world, battlefield (16-19)
Importantly, the segmentation of the self occurs as a part of interconnection, where the second-person “you” of the reader is enjambed and enmeshed with the speaking subject. Here the common of the “world” is a clash, a cleaving of subjectivity on a battlefield that provokes the reader to recognize his or her subjectivity alongside his or her place in the “public sphere,” to recall Narbeshuber.
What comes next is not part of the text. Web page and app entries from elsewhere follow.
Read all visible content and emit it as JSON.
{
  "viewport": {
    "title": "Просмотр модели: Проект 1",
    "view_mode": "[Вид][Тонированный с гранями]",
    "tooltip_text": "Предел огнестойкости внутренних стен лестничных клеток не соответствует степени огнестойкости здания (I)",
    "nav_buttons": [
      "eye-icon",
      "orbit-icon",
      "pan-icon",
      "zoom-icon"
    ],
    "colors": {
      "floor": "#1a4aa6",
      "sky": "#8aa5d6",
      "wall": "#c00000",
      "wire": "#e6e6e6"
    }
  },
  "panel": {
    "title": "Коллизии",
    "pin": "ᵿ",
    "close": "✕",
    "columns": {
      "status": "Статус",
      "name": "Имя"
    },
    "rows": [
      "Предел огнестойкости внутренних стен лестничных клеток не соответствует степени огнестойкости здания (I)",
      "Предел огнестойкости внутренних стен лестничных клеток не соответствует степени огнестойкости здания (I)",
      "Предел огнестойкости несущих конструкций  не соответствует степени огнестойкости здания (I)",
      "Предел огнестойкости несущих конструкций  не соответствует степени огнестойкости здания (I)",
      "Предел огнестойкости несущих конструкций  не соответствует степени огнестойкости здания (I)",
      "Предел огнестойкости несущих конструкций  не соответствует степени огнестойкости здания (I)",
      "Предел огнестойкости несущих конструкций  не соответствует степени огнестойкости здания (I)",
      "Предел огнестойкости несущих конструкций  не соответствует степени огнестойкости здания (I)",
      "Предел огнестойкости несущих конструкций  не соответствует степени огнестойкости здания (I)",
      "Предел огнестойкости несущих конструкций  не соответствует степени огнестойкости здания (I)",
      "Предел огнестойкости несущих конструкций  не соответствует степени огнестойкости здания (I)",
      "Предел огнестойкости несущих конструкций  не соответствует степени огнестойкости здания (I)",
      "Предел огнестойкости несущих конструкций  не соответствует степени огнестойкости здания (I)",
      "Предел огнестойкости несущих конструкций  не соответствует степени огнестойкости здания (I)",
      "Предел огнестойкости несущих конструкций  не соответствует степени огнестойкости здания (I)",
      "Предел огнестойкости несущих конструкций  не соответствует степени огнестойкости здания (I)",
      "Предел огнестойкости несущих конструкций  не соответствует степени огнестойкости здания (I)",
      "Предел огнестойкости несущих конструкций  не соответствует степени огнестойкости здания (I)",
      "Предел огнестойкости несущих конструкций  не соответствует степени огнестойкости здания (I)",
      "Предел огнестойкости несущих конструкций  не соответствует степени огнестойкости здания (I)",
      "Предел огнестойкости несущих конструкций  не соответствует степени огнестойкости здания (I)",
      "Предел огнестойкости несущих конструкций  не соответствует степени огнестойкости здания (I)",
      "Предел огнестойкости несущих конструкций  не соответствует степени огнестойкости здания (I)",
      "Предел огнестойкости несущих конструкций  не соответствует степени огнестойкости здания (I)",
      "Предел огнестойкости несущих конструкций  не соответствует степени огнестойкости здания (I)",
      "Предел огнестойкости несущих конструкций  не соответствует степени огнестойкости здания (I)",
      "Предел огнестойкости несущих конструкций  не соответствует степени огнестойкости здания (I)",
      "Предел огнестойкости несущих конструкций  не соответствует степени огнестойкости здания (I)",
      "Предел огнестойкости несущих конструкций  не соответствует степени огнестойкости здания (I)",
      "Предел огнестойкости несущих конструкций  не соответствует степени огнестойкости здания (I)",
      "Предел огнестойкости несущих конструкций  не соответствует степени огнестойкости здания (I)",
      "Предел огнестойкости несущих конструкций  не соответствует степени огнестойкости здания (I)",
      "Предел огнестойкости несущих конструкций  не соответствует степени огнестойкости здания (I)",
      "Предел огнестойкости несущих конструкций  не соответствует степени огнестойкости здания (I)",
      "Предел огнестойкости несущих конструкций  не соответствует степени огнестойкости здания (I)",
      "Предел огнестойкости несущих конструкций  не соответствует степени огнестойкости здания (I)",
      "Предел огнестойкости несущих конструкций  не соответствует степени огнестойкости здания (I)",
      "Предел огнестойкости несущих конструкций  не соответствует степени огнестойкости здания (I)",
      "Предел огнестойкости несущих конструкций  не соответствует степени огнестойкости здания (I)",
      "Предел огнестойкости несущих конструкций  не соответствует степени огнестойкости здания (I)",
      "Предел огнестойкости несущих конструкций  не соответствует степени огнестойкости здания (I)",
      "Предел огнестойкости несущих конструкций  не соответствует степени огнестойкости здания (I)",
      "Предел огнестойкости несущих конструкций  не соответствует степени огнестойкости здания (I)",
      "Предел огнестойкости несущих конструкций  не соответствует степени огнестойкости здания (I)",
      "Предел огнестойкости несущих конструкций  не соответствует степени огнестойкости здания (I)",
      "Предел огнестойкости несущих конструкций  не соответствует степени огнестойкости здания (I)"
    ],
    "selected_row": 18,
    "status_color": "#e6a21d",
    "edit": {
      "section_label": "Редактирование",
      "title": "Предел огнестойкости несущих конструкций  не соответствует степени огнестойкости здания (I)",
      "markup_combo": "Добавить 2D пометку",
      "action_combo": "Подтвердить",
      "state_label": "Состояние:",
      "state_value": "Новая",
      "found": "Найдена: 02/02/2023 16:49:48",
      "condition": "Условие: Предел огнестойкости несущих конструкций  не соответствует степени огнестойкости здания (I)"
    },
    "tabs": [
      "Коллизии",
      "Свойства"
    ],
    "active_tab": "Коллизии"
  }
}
It is precisely this interconnection that Keith Norris gestures toward, but fails to note outright, when he discusses the politics of Levertov’s “shifting, changing nature of the subject/poet/speaker,” which attempts to maintain a point of view while necessarily moving with perception (346). Additionally, it is interesting to note that the four “I”s back-to-back recall Sylvia Plath’s “Ich ich ich ich” in “Daddy,” reminding us again of the feminine poetic interest in linguistic subjectivity and its complications.
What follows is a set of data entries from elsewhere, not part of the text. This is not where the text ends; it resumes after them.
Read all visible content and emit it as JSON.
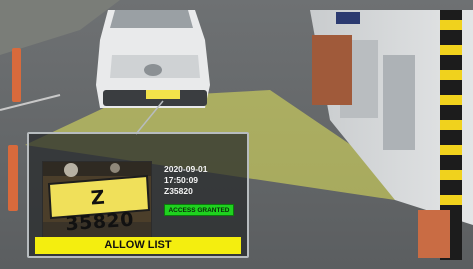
{
  "front_plate": {
    "text": ""
  },
  "overlay": {
    "plate_number": "Z 35820",
    "date": "2020-09-01",
    "time": "17:50:09",
    "plate_id": "Z35820",
    "access_status": "ACCESS GRANTED",
    "list_name": "ALLOW LIST"
  },
  "colors": {
    "access_badge": "#1fd11f",
    "allow_bar": "#f4ee0f",
    "detection_zone": "#e4e65a"
  },
  "icons": [
    "detection-cone",
    "bollard",
    "barrier-gate"
  ]
}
Returning to The Jacob’s Ladder, the most striking, and most political, example of this cleaving of the monadic self appears in what is perhaps the collection’s most famous and most frequently anthologized poem, “During the Eichmann Trial,” where Levertov meditates on the war crimes trial of former SS officer Adolf Eichmann. In light of Duncan’s eventual criticisms of Levertov’s overtly political work, one might expect this piece to reek of dogmatism, but it is actually a striking example of the ways that Levertov’s position as gendered Other in a vastly male-dominated school of poetry afforded her the opportunity to engage the personal politically, and to do so in a manner that brings to light the radical potentials of selfhood and its possible permutations. “During the Eichmann Trial” begins with an epigraph from Duncan which reads “When we look up / each from his being,” and suddenly the masculine pronoun offends. I do not mean to suggest that the poem is purposefully or overtly feminist, but rather that Levertov’s position as one of the few women at Black Mountain, or one of the two brought in to speak at the 1963 Vancouver Poetry Conference, afforded her a position as outsider, and one for him the minimally egoic was less available, and even less alluring. Instead, the poem speaks from an “I” that is forced to confront her inherent connection with Eichmann by virtue of the humanity of both. The first page of the poem contains the strikingly bolded lines:
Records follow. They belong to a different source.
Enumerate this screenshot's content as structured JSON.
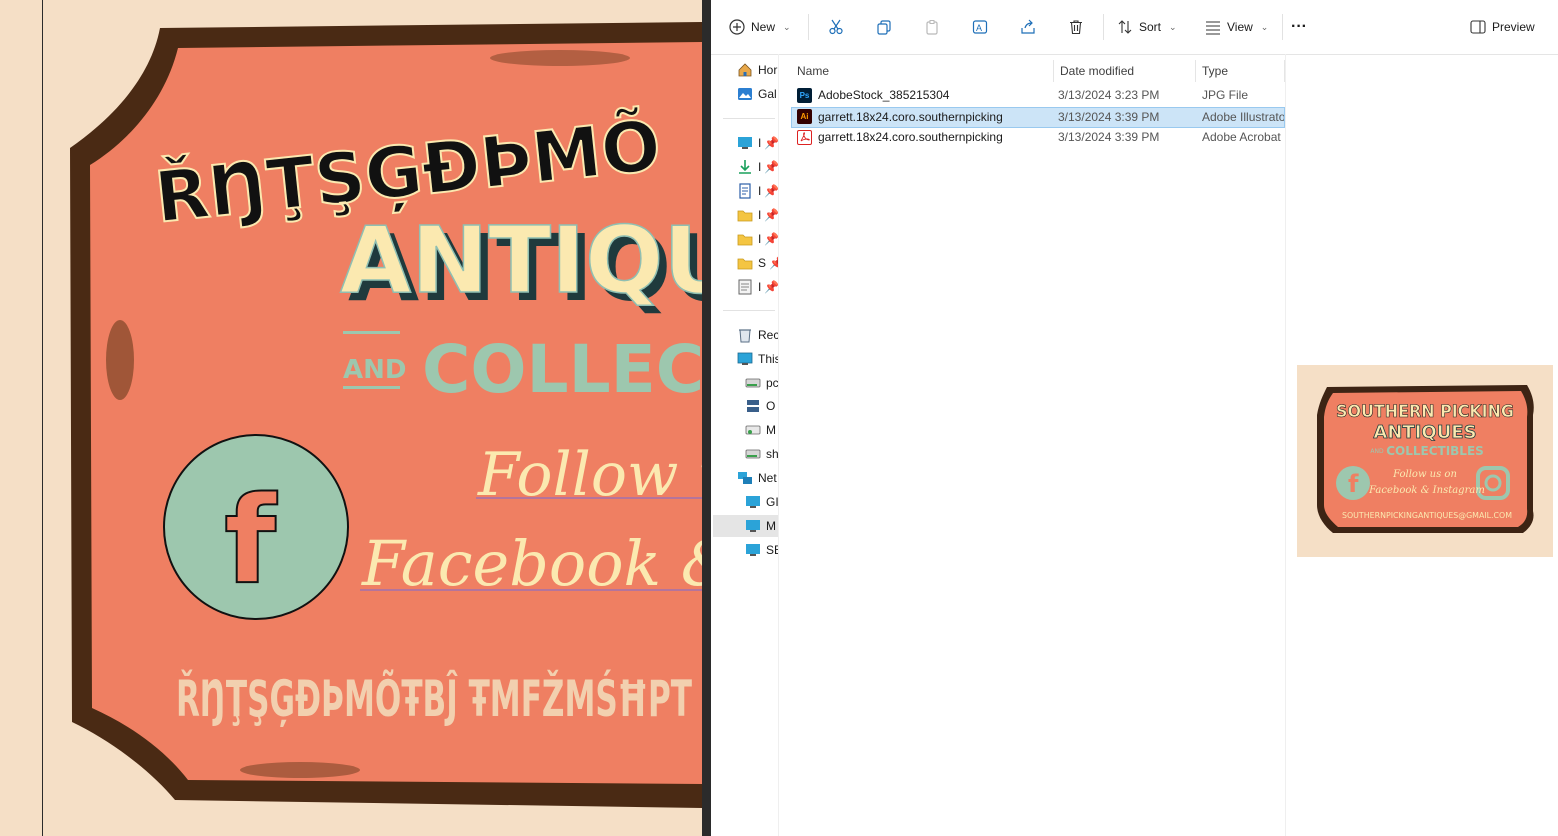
{
  "artboard": {
    "brand_garbled": "ŘŊŢŞĢĐÞMÕ",
    "line_antiques": "ANTIQU",
    "line_and": "AND",
    "line_collectibles": "COLLECTI",
    "follow_line1": "Follow us",
    "follow_line2": "Facebook & In",
    "email_garbled": "ŘŊŢŞĢĐÞMÕŦBĴ ŦMFŽMŚĦPT",
    "facebook_glyph": "f",
    "colors": {
      "sign": "#ef7f62",
      "rust": "#4a2a14",
      "cream": "#fbe9b0",
      "teal": "#9dc7ae",
      "bg": "#f5dfc6"
    }
  },
  "toolbar": {
    "new_label": "New",
    "sort_label": "Sort",
    "view_label": "View",
    "more_label": "···",
    "preview_label": "Preview",
    "icons": [
      "plus-circle-icon",
      "scissors-icon",
      "copy-icon",
      "paste-icon",
      "rename-icon",
      "share-icon",
      "delete-icon",
      "sort-icon",
      "view-icon",
      "more-icon",
      "preview-pane-icon"
    ]
  },
  "nav": {
    "items": [
      {
        "label": "Hor",
        "icon": "home-icon"
      },
      {
        "label": "Gal",
        "icon": "gallery-icon"
      },
      {
        "label": "I",
        "icon": "desktop-icon",
        "pinned": true
      },
      {
        "label": "I",
        "icon": "downloads-icon",
        "pinned": true
      },
      {
        "label": "I",
        "icon": "documents-icon",
        "pinned": true
      },
      {
        "label": "I",
        "icon": "folder-icon",
        "pinned": true
      },
      {
        "label": "I",
        "icon": "folder-icon",
        "pinned": true
      },
      {
        "label": "S",
        "icon": "folder-icon",
        "pinned": true
      },
      {
        "label": "I",
        "icon": "file-icon",
        "pinned": true
      },
      {
        "label": "Rec",
        "icon": "recycle-bin-icon"
      },
      {
        "label": "This",
        "icon": "this-pc-icon"
      },
      {
        "label": "pc",
        "icon": "drive-icon"
      },
      {
        "label": "O",
        "icon": "network-drive-icon"
      },
      {
        "label": "M",
        "icon": "drive-icon"
      },
      {
        "label": "sh",
        "icon": "drive-icon"
      },
      {
        "label": "Net",
        "icon": "network-icon"
      },
      {
        "label": "GI",
        "icon": "computer-icon"
      },
      {
        "label": "M",
        "icon": "computer-icon"
      },
      {
        "label": "SE",
        "icon": "computer-icon"
      }
    ]
  },
  "filelist": {
    "columns": [
      "Name",
      "Date modified",
      "Type"
    ],
    "rows": [
      {
        "name": "AdobeStock_385215304",
        "date": "3/13/2024 3:23 PM",
        "type": "JPG File",
        "badge": "Ps",
        "icon": "photoshop-file-icon"
      },
      {
        "name": "garrett.18x24.coro.southernpicking",
        "date": "3/13/2024 3:39 PM",
        "type": "Adobe Illustrator",
        "badge": "Ai",
        "icon": "illustrator-file-icon"
      },
      {
        "name": "garrett.18x24.coro.southernpicking",
        "date": "3/13/2024 3:39 PM",
        "type": "Adobe Acrobat",
        "badge": "",
        "icon": "pdf-file-icon"
      }
    ]
  },
  "preview": {
    "title_line1": "SOUTHERN PICKING",
    "title_line2": "ANTIQUES",
    "title_and": "AND",
    "title_line3": "COLLECTIBLES",
    "follow1": "Follow us on",
    "follow2": "Facebook & Instagram",
    "email": "SOUTHERNPICKINGANTIQUES@GMAIL.COM"
  }
}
Here is a mystery,
a person, an
other, an I? (“i When We Looked Up” 16-8)
Linked by humanity, and by an apparently natural desire to ignore and to obey, Levertov’s speaker faces a connection with Eichmann, a man she finds abhorrent, but with whom her subjectivity eventually becomes enmeshed, first through pronouns (“he, you, I, which shall I say?”), then through identification (“we are members // of one another.”) So, when the “windows of history” are smashed near the poem’s end, Levertov takes subjectivity with it. “During the Eichmann Trial” still preaches in some form; it teaches its readers the importance of conviction rather than blind obedience, and it reminds us all of our communal responsibility to each other. And, with its reliance on images of “looking up” and watching the trial (watching other humans, looking into their eyes), it also relies quite heavily on a predetermined speaking/writing point-of-view. But, it also works in some small way to dismantle subjectivity, to smash it like a window until it stutters again with its “I, I, I, I.” A self, to be sure, but always in fragments, and thus not minimally egoic, but multiply so; a rhizomatic public sphere in which we as selves collide into responsibility like the molecules we are.